Debug | Break
Click Break on the Debug menu to stop the target's execution and return control to the debugger.
In user mode, this command stops the process and its threads, enabling you to regain control of the debugger. In kernel mode, this command breaks into the target computer.
You can also use this command while the debugger is active. In this situation, the command will truncate long Debugger Command window displays.
The Break command is equivalent to pressing CTRL+BREAK or clicking the Break (Ctrl+Break) button () on the toolbar.
You can use ALT+DEL to send a Break. ALT+DEL works the same as Break (Ctrl+Break).
In user mode, the Break command causes the target application to break into the debugger. The target application stops, the debugger becomes active, and you can enter debugger commands.

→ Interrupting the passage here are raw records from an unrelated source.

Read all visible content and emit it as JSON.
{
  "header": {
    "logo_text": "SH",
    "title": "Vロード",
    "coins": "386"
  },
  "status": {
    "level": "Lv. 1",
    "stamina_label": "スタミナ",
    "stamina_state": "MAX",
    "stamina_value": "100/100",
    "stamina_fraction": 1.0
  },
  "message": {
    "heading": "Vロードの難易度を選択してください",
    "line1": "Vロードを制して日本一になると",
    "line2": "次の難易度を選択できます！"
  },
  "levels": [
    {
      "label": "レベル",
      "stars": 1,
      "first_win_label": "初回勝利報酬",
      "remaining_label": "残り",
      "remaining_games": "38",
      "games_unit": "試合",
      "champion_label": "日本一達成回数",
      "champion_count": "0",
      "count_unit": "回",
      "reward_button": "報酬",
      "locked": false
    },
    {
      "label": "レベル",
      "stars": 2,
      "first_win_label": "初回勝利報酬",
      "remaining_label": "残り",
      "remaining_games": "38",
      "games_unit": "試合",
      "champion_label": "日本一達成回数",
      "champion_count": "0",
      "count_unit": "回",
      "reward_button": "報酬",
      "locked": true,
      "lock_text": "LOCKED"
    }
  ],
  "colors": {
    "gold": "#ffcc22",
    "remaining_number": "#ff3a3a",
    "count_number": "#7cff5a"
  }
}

If the debugger is already active, Break does not affect the target application. However, you can use this command to terminate a debugger command. For example, if you have requested a long display and do not want to see any more of it, Break will end the display and return you to the debugger command prompt.
When you are performing remote debugging with WinDbg, you can press the Break key on the host computer's keyboard. If you want to issue a break from the target computer's keyboard, use CTRL+C on an x86-based computer.
You can press the F12 key to open a command prompt when the application that is being debugged is busy. Click one of the target application's windows and press F12 on the target computer.
In kernel mode, the Break command causes the target computer to break into the debugger. This command locks the target computer and wakes up the debugger.
When you are debugging a system that is still running, you must press the Break key on the host keyboard to open an initial command prompt.
If the debugger is already active, Break does not affect the target computer. However, you can use this command to terminate a debugger command. For example, if you have requested a long display and do not want to see any more of it, Break will end the display and return you to the debugger command prompt.
You can also use Break to open a command prompt when a debugger command is generating a long display or when the target computer is busy. When you are debugging an x86-based computer, you can also press CTRL+C on the target keyboard to have the same effect.
The SYSRQ key (or pressing ALT+SYSRQ on an enhanced keyboard) is similar. This key works from the host or target keyboard on any processor. However, this key works only if you have opened the prompt by pressing CTRL+C at least one time before.
You can disable the SYSRQ key by editing the registry. In the HKEY_LOCAL_MACHINE\System\CurrentControlSet\Services\i8042prt\Parameters registry key, create a value named BreakOnSysRq and set it equal to DWORD 0x0. Then, restart the computer. After you have restarted the computer, you can press the SYSRQ key on the target computer's keyboard and it will not break into the kernel debugger.